Leaving out every picture, quote the data below exactly as it appears.

*** Block opens ***

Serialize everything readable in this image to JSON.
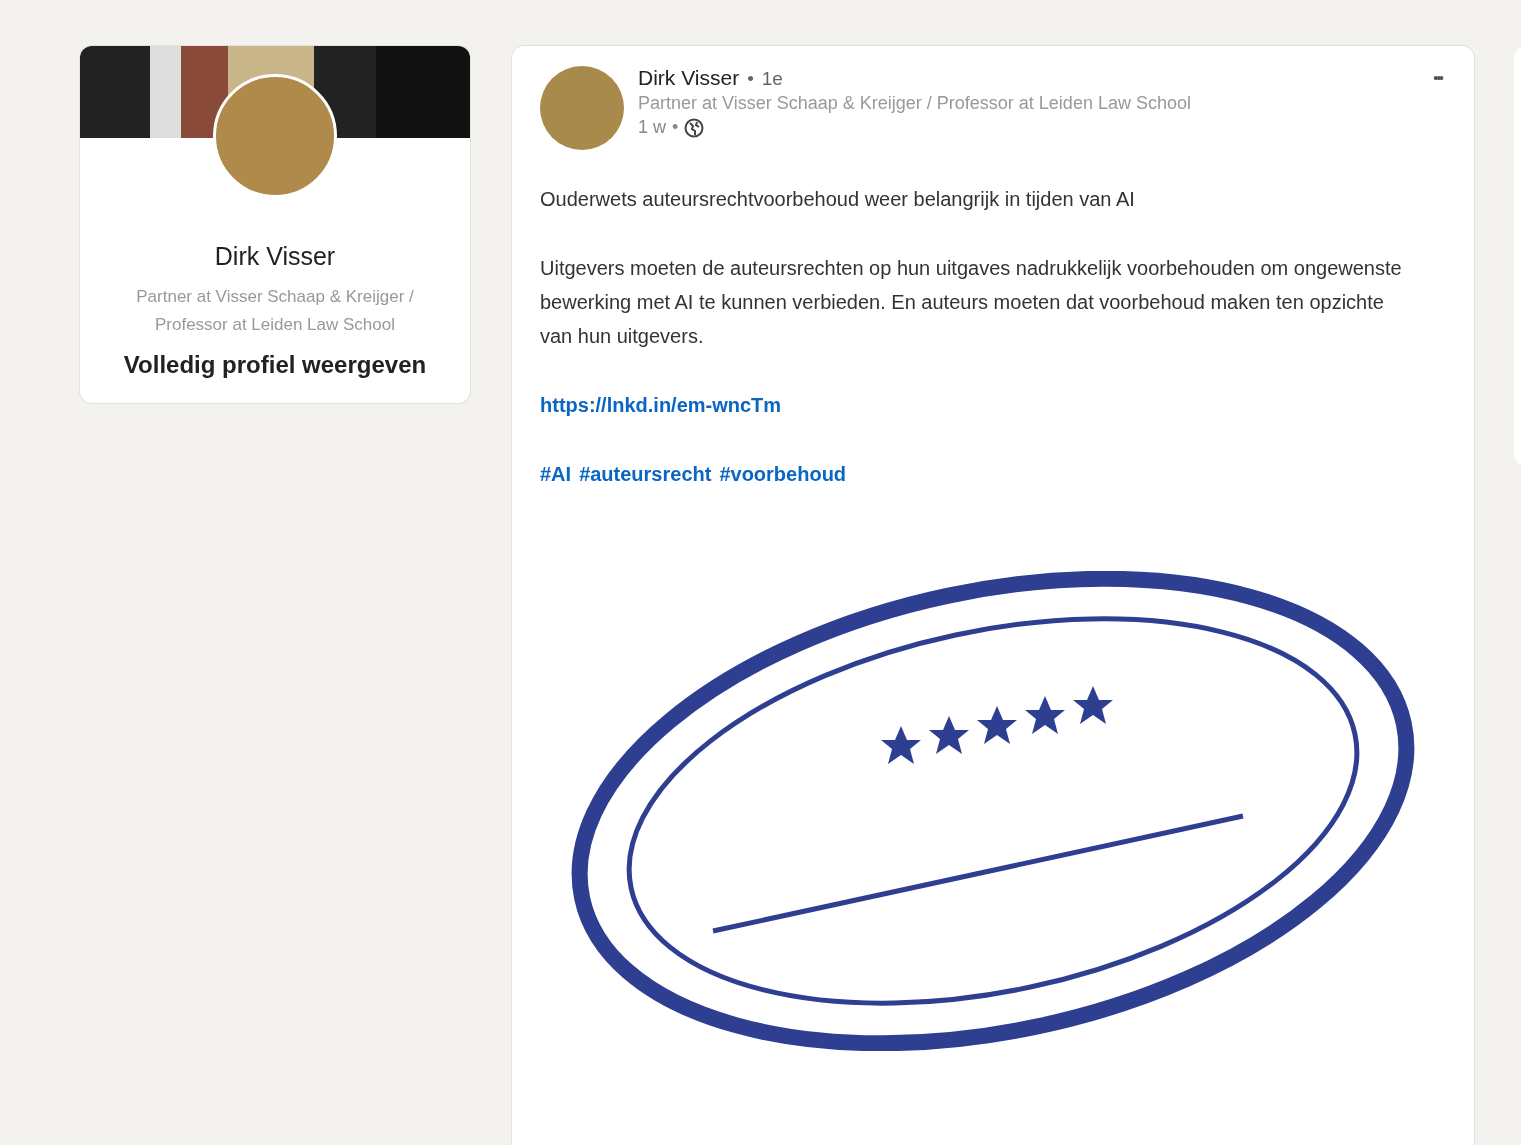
{
  "profile_card": {
    "name": "Dirk Visser",
    "headline": "Partner at Visser Schaap & Kreijger / Professor at Leiden Law School",
    "view_profile": "Volledig profiel weergeven"
  },
  "post": {
    "author": "Dirk Visser",
    "separator": "•",
    "degree": "1e",
    "headline": "Partner at Visser Schaap & Kreijger / Professor at Leiden Law School",
    "age": "1 w",
    "menu": "•••",
    "title": "Ouderwets auteursrechtvoorbehoud weer belangrijk in tijden van AI",
    "body": "Uitgevers moeten de auteursrechten op hun uitgaves nadrukkelijk voorbehouden om ongewenste bewerking met AI te kunnen verbieden. En auteurs moeten dat voorbehoud maken ten opzichte van hun uitgevers.",
    "link": "https://lnkd.in/em-wncTm",
    "hashtags": [
      "#AI",
      "#auteursrecht",
      "#voorbehoud"
    ]
  }
}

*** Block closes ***

> Answer section
Serialize everything readable in this image to JSON.
{
  "profile_card": {
    "name": "Dirk Visser",
    "headline": "Partner at Visser Schaap & Kreijger / Professor at Leiden Law School",
    "view_profile": "Volledig profiel weergeven"
  },
  "post": {
    "author": "Dirk Visser",
    "separator": "•",
    "degree": "1e",
    "headline": "Partner at Visser Schaap & Kreijger / Professor at Leiden Law School",
    "age": "1 w",
    "menu": "•••",
    "title": "Ouderwets auteursrechtvoorbehoud weer belangrijk in tijden van AI",
    "body": "Uitgevers moeten de auteursrechten op hun uitgaves nadrukkelijk voorbehouden om ongewenste bewerking met AI te kunnen verbieden. En auteurs moeten dat voorbehoud maken ten opzichte van hun uitgevers.",
    "link": "https://lnkd.in/em-wncTm",
    "hashtags": [
      "#AI",
      "#auteursrecht",
      "#voorbehoud"
    ]
  }
}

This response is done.